Your assignment: Report, in full, each line of the material below in which the string "preview" occurs.

Material provided:

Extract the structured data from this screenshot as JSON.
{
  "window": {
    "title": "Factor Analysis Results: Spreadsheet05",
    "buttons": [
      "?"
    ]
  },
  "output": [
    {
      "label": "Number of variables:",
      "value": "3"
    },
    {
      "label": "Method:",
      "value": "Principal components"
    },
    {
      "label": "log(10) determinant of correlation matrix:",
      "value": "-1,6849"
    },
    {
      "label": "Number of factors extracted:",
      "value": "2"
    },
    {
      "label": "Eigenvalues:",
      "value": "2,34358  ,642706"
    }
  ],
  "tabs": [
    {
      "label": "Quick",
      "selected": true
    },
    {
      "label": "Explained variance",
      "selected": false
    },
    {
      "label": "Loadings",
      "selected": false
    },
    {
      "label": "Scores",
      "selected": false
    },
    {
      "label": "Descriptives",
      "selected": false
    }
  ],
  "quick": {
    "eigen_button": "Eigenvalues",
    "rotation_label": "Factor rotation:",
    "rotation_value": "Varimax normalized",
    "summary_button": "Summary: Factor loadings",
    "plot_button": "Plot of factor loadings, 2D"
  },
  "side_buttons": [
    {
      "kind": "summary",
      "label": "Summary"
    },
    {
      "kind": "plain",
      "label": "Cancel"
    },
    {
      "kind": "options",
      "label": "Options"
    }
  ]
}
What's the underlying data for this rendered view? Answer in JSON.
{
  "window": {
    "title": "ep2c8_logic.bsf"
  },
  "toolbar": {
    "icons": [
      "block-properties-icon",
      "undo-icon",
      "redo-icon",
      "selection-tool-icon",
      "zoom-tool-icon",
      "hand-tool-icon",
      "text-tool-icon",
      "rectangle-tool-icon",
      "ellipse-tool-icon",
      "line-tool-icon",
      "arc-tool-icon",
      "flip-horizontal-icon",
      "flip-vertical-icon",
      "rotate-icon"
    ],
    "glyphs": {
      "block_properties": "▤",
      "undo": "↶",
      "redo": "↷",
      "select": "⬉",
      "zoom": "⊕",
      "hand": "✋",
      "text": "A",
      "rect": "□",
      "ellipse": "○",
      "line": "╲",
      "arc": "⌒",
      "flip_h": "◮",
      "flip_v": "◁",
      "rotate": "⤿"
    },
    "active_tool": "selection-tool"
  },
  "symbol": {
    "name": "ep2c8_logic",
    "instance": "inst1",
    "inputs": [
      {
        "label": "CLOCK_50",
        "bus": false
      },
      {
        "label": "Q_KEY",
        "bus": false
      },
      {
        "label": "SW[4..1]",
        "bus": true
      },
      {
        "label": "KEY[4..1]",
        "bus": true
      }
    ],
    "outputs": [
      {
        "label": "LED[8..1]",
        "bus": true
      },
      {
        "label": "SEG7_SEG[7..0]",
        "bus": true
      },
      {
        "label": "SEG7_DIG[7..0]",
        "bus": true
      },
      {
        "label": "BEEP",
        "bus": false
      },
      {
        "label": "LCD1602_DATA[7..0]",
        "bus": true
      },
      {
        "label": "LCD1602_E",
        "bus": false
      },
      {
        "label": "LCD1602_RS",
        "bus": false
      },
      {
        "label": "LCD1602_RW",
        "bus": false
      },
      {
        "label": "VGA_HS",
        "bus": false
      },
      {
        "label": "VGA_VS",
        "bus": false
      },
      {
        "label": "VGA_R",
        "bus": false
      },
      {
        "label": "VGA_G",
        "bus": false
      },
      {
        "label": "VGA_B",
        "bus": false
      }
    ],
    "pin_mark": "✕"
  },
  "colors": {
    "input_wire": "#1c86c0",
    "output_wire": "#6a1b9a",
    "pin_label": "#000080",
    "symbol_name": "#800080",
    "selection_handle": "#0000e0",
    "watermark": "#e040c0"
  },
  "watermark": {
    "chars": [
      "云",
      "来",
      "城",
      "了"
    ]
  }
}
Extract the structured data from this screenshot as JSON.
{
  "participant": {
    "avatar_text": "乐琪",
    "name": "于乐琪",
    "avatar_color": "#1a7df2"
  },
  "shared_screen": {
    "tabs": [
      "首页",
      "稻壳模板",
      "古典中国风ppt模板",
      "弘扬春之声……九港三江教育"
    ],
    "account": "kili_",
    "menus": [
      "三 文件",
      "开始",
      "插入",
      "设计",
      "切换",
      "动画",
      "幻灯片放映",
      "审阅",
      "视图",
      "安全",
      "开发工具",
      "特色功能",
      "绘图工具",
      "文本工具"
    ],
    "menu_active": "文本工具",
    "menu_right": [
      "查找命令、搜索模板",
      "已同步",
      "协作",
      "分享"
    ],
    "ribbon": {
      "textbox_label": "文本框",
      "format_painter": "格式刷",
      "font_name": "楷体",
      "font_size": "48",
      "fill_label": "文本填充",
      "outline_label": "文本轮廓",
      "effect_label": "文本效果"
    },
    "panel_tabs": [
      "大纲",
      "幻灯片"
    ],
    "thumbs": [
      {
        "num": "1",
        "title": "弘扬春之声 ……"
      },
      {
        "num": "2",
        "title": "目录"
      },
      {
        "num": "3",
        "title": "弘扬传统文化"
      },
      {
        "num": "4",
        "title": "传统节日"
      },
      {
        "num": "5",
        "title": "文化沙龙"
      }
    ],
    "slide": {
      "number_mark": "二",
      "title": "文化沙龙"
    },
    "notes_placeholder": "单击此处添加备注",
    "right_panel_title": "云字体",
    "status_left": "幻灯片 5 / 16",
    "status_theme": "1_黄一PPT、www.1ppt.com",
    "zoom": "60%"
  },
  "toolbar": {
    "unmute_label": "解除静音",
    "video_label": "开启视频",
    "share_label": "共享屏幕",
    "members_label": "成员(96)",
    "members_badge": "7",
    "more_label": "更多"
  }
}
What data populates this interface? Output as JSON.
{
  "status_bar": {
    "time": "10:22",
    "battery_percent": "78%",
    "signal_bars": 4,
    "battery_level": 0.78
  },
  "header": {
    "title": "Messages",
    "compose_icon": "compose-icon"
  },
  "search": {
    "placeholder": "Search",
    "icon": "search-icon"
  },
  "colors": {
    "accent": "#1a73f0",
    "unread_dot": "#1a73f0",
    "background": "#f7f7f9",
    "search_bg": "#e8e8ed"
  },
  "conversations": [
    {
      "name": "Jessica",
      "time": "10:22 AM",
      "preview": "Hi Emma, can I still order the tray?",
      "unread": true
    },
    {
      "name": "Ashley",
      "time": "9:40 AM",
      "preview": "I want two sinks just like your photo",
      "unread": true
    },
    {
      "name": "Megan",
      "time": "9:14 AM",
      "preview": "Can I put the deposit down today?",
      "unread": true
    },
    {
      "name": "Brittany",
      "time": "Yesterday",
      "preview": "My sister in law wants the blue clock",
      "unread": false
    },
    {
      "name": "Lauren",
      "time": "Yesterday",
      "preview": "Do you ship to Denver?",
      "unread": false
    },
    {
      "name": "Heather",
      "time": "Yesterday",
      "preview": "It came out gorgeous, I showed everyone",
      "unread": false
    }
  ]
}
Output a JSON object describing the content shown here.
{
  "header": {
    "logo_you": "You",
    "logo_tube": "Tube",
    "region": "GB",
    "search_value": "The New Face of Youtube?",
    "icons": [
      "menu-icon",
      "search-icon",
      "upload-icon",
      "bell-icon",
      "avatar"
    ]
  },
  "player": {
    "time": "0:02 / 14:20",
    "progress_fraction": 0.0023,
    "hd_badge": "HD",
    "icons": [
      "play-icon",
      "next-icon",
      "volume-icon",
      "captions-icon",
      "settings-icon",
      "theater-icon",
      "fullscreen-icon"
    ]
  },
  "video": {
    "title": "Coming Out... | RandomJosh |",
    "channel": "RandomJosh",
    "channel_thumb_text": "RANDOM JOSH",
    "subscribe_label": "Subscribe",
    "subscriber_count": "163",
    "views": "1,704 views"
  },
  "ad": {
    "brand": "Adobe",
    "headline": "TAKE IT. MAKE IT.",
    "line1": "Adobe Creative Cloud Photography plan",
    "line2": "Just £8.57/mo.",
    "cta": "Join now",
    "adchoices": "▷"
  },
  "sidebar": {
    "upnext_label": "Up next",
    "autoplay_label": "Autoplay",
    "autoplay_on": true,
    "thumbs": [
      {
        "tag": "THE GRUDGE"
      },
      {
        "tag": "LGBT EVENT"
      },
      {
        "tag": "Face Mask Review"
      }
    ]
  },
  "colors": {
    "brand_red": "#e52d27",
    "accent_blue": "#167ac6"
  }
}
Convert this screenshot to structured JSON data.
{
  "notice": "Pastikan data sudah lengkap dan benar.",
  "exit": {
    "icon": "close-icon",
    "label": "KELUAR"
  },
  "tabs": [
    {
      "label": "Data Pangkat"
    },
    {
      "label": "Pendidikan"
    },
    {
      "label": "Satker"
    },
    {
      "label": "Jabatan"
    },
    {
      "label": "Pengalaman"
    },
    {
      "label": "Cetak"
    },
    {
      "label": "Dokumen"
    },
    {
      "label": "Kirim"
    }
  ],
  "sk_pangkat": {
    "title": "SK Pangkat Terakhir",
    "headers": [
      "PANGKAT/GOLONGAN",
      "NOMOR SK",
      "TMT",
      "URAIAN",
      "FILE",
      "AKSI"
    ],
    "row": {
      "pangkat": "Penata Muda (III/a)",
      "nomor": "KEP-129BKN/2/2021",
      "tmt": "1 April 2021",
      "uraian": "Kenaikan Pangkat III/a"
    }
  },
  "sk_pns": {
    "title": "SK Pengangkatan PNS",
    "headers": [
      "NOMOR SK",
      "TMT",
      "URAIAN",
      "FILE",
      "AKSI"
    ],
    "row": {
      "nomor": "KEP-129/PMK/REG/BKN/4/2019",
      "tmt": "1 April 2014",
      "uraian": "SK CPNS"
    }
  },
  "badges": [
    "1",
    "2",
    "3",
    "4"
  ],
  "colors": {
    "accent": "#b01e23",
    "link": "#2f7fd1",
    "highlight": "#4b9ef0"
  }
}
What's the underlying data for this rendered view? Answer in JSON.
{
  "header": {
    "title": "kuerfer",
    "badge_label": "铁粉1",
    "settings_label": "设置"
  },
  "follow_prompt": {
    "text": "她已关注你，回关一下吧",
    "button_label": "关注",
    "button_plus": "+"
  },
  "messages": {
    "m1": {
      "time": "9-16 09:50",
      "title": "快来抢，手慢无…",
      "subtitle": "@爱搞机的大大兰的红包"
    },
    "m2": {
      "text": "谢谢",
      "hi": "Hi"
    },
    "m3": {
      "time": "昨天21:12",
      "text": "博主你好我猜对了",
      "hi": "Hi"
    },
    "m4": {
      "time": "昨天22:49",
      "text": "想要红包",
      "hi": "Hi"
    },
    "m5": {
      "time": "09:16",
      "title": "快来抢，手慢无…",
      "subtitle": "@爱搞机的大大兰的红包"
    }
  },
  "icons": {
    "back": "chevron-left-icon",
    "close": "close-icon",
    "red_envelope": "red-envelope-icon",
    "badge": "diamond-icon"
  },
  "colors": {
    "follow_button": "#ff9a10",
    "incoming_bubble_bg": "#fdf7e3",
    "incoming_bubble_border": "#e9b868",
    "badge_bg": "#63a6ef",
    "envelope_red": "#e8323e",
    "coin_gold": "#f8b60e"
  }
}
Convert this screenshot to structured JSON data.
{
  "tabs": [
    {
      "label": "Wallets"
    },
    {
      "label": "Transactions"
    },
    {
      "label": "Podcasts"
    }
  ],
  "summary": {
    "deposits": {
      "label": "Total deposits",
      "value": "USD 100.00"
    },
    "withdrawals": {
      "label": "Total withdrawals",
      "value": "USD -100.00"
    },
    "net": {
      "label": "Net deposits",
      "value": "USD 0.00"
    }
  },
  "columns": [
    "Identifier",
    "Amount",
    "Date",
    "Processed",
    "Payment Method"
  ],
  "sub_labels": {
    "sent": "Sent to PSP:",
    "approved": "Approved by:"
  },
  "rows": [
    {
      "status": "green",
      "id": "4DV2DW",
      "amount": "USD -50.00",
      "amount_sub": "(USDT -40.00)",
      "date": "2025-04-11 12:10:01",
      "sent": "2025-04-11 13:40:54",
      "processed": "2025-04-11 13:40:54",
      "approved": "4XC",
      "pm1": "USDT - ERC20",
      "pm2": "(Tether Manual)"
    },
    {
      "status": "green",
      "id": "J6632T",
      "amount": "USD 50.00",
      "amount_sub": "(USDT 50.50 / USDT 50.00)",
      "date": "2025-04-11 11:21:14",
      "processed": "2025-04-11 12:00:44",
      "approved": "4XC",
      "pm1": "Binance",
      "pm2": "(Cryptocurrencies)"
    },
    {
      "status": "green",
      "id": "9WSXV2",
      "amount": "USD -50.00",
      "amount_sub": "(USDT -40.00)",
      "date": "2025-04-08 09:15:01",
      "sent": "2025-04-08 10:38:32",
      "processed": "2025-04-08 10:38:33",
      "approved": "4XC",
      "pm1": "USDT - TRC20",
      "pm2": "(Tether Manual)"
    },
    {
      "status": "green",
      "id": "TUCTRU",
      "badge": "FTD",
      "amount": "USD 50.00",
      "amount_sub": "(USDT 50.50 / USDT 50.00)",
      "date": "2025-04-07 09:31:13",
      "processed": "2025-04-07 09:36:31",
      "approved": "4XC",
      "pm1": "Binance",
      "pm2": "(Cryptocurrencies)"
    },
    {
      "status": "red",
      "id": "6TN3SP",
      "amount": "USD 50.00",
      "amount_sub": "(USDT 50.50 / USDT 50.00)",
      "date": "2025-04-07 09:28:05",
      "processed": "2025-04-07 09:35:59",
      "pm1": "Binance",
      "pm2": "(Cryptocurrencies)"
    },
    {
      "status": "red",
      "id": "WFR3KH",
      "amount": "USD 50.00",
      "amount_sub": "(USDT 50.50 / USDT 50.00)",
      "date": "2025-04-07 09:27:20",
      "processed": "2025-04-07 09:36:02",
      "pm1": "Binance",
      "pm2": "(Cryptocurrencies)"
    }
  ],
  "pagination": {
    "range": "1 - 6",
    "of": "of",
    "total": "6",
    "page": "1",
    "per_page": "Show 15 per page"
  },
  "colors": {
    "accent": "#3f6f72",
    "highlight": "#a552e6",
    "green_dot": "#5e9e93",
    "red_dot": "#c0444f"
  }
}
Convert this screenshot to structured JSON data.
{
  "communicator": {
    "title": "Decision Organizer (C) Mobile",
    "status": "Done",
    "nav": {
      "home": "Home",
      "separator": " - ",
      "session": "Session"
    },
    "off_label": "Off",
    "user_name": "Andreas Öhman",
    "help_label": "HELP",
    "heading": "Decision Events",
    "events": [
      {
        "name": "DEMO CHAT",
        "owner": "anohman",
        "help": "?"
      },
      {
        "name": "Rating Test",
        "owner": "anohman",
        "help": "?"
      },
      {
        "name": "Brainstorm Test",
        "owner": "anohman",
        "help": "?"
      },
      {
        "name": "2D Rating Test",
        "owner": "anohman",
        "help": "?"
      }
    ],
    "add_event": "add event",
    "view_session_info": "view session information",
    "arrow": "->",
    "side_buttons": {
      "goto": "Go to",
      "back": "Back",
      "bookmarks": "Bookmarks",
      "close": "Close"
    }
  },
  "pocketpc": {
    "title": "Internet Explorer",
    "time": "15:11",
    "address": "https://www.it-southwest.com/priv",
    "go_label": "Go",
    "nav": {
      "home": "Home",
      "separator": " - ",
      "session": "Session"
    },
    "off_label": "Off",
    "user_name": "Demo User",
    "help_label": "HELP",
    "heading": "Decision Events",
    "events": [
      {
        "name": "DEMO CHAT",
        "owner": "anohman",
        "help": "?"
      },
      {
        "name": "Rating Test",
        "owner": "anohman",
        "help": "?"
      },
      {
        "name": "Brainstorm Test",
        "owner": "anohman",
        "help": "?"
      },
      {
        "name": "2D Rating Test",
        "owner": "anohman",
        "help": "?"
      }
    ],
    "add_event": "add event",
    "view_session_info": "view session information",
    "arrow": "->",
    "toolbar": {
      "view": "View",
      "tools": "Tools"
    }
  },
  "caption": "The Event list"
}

Task response:
      "preview": "Hi Emma, can I still order the tray?",
      "preview": "I want two sinks just like your photo",
      "preview": "Can I put the deposit down today?",
      "preview": "My sister in law wants the blue clock",
      "preview": "Do you ship to Denver?",
      "preview": "It came out gorgeous, I showed everyone",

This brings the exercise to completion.